The other night I saw a political performance poet called Attila the Stockbroker doing a performance about, among other things, 'real women' who aren't complicit in their own objectification by the media - that is, who don't shave (as Crass put it, 'shaved women - collaborators!'), present as sexual objects etc.

Thing was, though, this was one of the most stereotypically 'masculine' performances I've ever seen - shouting aggressively into the mike, rhetoric about how 'I don't care what you think and even though I'm a man I can criticise women for this behaviour' etc.

Recent discussion on this list raised the same issues for me - that is, how does a 'man' (however defined) 'do' strong opposition to sexual and gender inequality, and also practice what they preach by not behaving like a stereotypical man in terms of aggression, domination, challenge etc?
On the one hand, rage is an important part of resistance to oppression. But on the other, traditionally, the expression of anger is an accepted male behaviour in a situation in which dominance is decided by strategies of verbal aggression. Is it any less oppressive for a 'man' to decide what a 'real woman' is, regardless of whether that's different from the sterotype? But we must accept that people who aren't speaking from personal experience have a valid viewpoint, inasmuch as any position is biased by the subject's experience.

In terms of sexuality, I'd say the question that follows is whether a man who doesn't present in this way and is therefore read as 'gay', whatever the gender of people he chooses to have sex with, can feel mutual solidarity with and receive support from those who do identify as gay?

Is it possible to be 'straight and queer' as, for example, Eve Kosofsky Sedgwick's work seems to suggest?

In a society in which, for the most part, sexuality is essentialised such that non-sexual behaviour is considered as demonstrative of sexuality, you don't need to be same-sex-attracted to experience homophobia and have that experience shape your identity. At the same time, though, despite utopian views on a rainbow of genders and sexualities, we as humans need categorisations in order to live our lives, and indeed without solidarity based on categorisaton there can be no organised resistance to oppression.

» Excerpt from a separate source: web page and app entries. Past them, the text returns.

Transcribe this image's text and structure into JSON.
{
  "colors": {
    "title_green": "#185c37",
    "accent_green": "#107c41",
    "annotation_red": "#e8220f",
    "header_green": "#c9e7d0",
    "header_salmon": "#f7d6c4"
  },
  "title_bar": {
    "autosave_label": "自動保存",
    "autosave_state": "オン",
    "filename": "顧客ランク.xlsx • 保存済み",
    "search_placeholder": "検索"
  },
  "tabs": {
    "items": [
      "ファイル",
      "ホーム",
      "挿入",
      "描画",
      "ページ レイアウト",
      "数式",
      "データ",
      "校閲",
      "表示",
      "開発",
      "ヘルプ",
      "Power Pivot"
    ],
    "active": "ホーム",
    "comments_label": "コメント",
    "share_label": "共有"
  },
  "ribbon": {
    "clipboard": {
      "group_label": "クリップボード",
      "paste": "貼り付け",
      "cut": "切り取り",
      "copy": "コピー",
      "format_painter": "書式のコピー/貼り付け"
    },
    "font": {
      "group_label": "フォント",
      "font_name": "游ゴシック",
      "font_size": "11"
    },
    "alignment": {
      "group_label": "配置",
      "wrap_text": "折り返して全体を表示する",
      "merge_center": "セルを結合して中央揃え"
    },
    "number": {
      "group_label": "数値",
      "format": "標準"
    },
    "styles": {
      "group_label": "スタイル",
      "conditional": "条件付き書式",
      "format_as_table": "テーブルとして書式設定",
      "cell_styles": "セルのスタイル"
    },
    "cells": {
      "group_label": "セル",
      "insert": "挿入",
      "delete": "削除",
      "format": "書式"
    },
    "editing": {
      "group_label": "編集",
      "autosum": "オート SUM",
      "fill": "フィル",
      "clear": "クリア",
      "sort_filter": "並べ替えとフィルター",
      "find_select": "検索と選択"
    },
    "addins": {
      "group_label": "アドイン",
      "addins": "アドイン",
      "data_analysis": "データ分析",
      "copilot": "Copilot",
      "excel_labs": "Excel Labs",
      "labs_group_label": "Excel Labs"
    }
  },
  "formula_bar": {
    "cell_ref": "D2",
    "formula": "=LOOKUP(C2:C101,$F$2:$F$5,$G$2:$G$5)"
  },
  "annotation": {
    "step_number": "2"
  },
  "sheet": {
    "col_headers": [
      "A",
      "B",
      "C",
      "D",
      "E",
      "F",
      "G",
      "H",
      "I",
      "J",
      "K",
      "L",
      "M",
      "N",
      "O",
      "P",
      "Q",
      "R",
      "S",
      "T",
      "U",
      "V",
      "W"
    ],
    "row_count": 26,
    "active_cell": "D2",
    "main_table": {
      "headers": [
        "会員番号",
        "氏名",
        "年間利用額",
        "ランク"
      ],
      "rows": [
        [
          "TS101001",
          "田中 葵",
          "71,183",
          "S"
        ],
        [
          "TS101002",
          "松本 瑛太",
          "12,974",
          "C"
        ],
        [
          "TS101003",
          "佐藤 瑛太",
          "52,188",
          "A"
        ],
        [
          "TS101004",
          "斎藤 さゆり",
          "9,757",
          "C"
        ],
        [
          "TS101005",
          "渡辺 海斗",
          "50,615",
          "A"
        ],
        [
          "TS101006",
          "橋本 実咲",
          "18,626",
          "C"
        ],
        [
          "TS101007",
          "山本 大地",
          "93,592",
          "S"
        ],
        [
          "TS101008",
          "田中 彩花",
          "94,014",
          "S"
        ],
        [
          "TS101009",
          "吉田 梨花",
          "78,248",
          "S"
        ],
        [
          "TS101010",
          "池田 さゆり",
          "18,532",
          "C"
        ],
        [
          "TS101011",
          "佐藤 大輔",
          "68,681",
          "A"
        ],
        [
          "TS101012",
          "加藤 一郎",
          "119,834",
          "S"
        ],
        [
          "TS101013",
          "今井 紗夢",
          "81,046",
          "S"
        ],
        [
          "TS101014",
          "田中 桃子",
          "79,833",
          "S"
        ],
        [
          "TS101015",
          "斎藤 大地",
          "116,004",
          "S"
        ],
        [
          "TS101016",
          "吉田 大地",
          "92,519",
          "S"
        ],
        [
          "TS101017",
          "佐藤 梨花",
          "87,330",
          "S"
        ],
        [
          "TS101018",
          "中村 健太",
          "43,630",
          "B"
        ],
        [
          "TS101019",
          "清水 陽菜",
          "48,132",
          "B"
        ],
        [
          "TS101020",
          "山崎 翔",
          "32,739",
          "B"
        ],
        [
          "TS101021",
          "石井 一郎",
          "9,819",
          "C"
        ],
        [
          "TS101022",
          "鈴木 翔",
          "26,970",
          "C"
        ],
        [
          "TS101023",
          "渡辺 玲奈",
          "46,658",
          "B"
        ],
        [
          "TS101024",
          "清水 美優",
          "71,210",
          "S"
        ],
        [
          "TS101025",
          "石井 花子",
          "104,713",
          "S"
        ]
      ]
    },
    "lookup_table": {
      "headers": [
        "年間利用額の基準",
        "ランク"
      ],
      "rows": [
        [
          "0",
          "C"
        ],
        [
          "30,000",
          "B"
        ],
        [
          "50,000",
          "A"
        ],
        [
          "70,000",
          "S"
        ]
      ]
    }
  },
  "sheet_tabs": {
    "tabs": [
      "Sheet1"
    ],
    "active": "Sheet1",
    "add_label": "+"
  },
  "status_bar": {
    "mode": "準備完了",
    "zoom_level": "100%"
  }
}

So I guess the question I'm asking is, how do we address these related (I hope) issues in an era in which binaries of sexuality and gender are simultaneously being destabilised and reified?

x-posted to gender_theory